Response to Letter by Thacker
We appreciate the interest by Dr Thacker in our study exploring the relation between stroke and poststroke dementia (PSD) and the impact of prestroke level of cognitive function on this relationship.1
In our study incident stroke was associated with a more than doubled risk of subsequent dementia, and this association was independent on prestroke cognitive function and other risk factors for cognitive decline. In Kaplan–Meier analyses (the Figure), the cumulative proportion of survivors in persons without incident stroke was 97.6%. Among this group (n=6011), dementia-free survival was 96.0% in persons with an MMSE score of <26 at study entry, and 98.8% in persons with an MMSE score of ≥26, corresponding with an age, sex, education and APOE genotype adjusted hazard ratio (95% CI) for dementia of 1.9 (1.53 to 2.34) for people with a low versus a high MMSE score at study entry. In individuals experiencing a stroke during follow-up (n=713), the cumulative proportion of survivors without dementia at the end of the follow-up period was 87.8% in the group with a MMSE score of <26 at last follow-up before incident stroke, and 92.5% in the group with a MMSE score of ≥26 at last follow-up before stroke, corresponding to an age, sex, education and APOE genotype adjusted hazard ratio for dementia of 1.5 (1.02; 1.96) for people with a low versus a high MMSE score before stroke.

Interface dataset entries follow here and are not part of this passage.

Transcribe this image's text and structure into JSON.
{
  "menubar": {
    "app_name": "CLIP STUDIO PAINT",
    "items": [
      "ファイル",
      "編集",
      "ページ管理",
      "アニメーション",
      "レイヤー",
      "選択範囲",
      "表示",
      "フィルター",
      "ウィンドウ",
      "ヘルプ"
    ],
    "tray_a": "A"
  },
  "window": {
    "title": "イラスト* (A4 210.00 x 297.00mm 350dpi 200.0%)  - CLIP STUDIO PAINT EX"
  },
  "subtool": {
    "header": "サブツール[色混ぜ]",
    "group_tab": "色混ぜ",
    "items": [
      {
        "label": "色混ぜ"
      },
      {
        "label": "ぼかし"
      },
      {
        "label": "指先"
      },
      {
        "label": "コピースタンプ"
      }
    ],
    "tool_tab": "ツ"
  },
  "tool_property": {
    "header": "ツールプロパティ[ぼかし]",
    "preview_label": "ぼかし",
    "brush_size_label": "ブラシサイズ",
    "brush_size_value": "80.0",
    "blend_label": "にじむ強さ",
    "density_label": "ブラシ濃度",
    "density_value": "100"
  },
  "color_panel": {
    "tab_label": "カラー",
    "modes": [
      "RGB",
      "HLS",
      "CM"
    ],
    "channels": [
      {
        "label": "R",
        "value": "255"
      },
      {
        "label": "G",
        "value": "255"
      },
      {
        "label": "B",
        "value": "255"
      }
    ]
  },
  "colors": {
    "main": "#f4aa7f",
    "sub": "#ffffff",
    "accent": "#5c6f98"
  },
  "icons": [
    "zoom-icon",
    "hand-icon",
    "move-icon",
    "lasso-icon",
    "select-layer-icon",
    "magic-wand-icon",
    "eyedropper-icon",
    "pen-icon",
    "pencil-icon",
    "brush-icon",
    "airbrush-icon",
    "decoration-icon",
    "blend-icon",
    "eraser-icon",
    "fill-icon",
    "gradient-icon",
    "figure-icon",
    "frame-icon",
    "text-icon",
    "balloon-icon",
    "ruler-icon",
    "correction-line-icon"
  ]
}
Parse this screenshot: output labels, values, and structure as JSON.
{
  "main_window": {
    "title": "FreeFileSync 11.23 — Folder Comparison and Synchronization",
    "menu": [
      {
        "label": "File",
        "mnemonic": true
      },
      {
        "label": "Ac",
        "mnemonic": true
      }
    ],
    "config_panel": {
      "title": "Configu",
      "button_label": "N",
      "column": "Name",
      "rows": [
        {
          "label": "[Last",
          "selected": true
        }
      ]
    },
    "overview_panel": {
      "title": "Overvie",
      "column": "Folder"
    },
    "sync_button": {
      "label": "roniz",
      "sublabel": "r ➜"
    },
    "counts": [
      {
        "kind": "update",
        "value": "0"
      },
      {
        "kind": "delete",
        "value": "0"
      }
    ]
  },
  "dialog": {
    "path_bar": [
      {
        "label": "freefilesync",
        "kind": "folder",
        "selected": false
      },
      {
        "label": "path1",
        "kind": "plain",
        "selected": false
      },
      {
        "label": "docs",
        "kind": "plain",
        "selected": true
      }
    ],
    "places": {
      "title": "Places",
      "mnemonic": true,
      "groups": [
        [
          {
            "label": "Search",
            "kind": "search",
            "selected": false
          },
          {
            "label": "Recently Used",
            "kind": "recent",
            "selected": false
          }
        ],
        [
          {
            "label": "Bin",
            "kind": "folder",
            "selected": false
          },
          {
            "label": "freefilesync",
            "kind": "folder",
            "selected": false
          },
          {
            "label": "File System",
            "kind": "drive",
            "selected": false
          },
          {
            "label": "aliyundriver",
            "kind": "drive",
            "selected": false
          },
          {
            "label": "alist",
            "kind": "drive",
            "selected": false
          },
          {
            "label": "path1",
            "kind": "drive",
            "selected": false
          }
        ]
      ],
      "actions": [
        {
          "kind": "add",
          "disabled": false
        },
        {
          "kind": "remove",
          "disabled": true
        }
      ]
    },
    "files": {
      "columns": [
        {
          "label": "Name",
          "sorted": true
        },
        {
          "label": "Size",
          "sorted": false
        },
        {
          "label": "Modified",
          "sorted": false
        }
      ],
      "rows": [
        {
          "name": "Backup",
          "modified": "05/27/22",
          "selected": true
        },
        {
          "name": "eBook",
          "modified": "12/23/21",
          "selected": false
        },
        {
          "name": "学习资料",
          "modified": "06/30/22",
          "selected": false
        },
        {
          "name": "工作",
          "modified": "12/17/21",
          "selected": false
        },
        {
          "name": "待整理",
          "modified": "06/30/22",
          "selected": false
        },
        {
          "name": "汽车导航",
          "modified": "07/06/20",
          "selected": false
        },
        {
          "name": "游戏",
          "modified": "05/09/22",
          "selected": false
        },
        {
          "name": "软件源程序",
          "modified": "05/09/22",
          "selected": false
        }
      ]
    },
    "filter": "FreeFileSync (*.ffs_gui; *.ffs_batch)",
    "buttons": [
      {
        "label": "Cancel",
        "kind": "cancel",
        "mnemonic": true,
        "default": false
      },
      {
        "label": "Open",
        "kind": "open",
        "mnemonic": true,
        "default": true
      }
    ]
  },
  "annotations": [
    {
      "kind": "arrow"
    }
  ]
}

In Cox models relating the individual effect of incident stroke as a time-varying exposure with the risk of poststroke dementia, persons with incident stroke had a 2-fold increased risk of subsequent dementia compared to persons remaining free of stroke during follow-up. This risk did not differ between strata of MMSE performance before stroke (sex, age, education, and apoEε4 genotype adjusted hazard ratio for high prestroke MMSE score 2.1 (95% CI, 1.53 to 2.94) and for low prestroke MMSE score 2.1 (95% CI, 1.51 to 2.90).
We fully agree that a mere dichotomization of probability values at the completely arbitrary cut-off level of 0.05 is uninformative, which is why we presented the absolute probability values. Indeed, effect estimates in combination with the confidence intervals of those effect estimates better reflect the information in the data than probability values. When we explored the impact of prestroke cognitive function on the association between incident stroke and subsequent dementia by adding an interaction term to the model that contained variables for incident stroke (yes/no) and prestroke cognitive performance, the estimate of the interaction term of incident stroke×prestroke cognitive performance was close to 1.0 (hazard ratio 1.01, 95% CI, 0.68 to 1.79, P=0.7) strongly suggesting that the effect of stroke on cognitive function is truly independent of prestroke cognitive function.